Comparing RFID Frequencies for Item-Level Pharmaceutical Applications

July 30, 2004

Philips, TAGSYS and Texas Instruments today announced the release of a joint white paper, "Item Level Visibility in the Pharmaceutical Supply Chain: A Comparison of HF and UHF RFID Technologies." As established providers of radio frequency identification (RFID) technologies, the companies combined their expertise to detail the technical capabilities, deployment characteristics, and applicability of passive high-frequency (HF) and ultra-high frequency (UHF) technology for pharmaceutical item-level pedigree tracking applications. The white paper also highlights some of the existing commercial pharmaceutical and healthcare pilots and implementations.

The pharmaceutical industry is looking to RFID as a primary way of improving the safety and efficiency of the international drug supply chain through counterfeit prevention, decreased shrinkage and diversion, improved inventory management, and faster product recalls. According to the Food and Drug Administration, RFID provides the most promising approach to reliably track, trace and authenticate pharmaceutical products, and is recommending widespread use of RFID at the item-level by 2007. Despite industry momentum for RFID, there are still many misconceptions and issues to be resolved including the choice of frequency. While much of the focus has been on passive tags in the ultra-high frequency (UHF) bandwidth, the paper also provides an in-depth perspective on high-frequency (HF) technology, discussing the technical and deployment characteristics that make it the most effective path with the lowest risk for item-level identification and pedigree tracking.
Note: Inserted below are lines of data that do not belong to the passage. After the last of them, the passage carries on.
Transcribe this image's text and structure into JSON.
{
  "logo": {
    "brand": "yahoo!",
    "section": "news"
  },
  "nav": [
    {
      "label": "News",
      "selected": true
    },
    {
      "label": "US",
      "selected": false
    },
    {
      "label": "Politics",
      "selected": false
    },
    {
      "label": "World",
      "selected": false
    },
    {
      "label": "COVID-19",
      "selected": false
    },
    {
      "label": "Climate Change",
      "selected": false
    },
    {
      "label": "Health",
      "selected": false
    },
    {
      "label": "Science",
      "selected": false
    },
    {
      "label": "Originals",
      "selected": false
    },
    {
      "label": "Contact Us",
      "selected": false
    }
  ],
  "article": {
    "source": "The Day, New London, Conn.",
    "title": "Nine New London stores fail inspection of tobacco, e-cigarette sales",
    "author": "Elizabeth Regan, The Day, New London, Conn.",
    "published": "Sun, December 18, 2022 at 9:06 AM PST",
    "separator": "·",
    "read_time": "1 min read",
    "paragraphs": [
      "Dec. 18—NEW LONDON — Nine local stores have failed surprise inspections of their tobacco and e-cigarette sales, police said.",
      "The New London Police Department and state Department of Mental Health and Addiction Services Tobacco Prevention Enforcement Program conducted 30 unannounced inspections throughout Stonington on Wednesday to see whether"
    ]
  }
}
"RFID has the opportunity to transform the pharmaceutical supply chain," said Lisa Clowers, Vice President, Industry Relations, HDMA. "We support collaboration with all members of the healthcare distribution supply chain to explore the appropriate RFID frequencies that will drive industry adoption."

To download a copy of "Item-Level Management in the Pharmaceutical Supply Chain: A Comparison of HF and UHF RFID Technologies," visit any of the authors' Web sites at www.semiconductors.philips.com, www.tagsys.net, or www.ti-rfid.com.

Explore further: Hack-proofing RFID-equipped personal devices

Related Stories

Hack-proofing RFID-equipped personal devices

December 27, 2016

Radio-frequency identification (RFID) tags have become almost ubiquitous – look carefully, and you'll notice them in passports, credit cards, library books, office access passes, and even pet cats.

NIST Issues Guidelines for Ensuring RFID Security

April 27, 2007

Retailers, manufacturers, hospitals, federal agencies and other organizations planning to use radio frequency identification (RFID) technology to improve their operations should also systematically evaluate the possible security ...

IBM Lauches RFID Software

December 17, 2004

IBM today introduced new WebSphere software designed to extend computing to the edge of business, offering remote locations such as a retail stores, distribution centers, or manufacturing sites the same computing capabilities ...

Can RFID technology promote a safer blood supply?

February 27, 2008

Radio frequency identification technology, or RFID, has inspired many novel applications of late, including efforts to study magazine reader patterns, access restricted areas, locate stolen vehicles and track luggage at major ...

Recommended for you

Cells lacking nuclei struggle to move in 3-D environments

January 20, 2018

University of North Carolina Lineberger Comprehensive Cancer Center researchers have revealed new details of how the physical properties of the nucleus influence how cells can move around different environments - such as ...

Team takes a deep look at memristors

January 19, 2018

In the race to build a computer that mimics the massive computational power of the human brain, researchers are increasingly turning to memristors, which can vary their electrical resistance based on the memory of past activity. ...

Bio-renewable process could help 'green' plastic

January 19, 2018

When John Wesley Hyatt patented the first industrial plastic in 1869, his intention was to create an alternative to the elephant tusk ivory used to make piano keys. But this early plastic also sparked a revolution in the ...

0 comments

Please sign in to add a comment. Registration is free, and takes less than a minute. Read more

Click here to reset your password.
Sign in to get notified via email when new comments are made.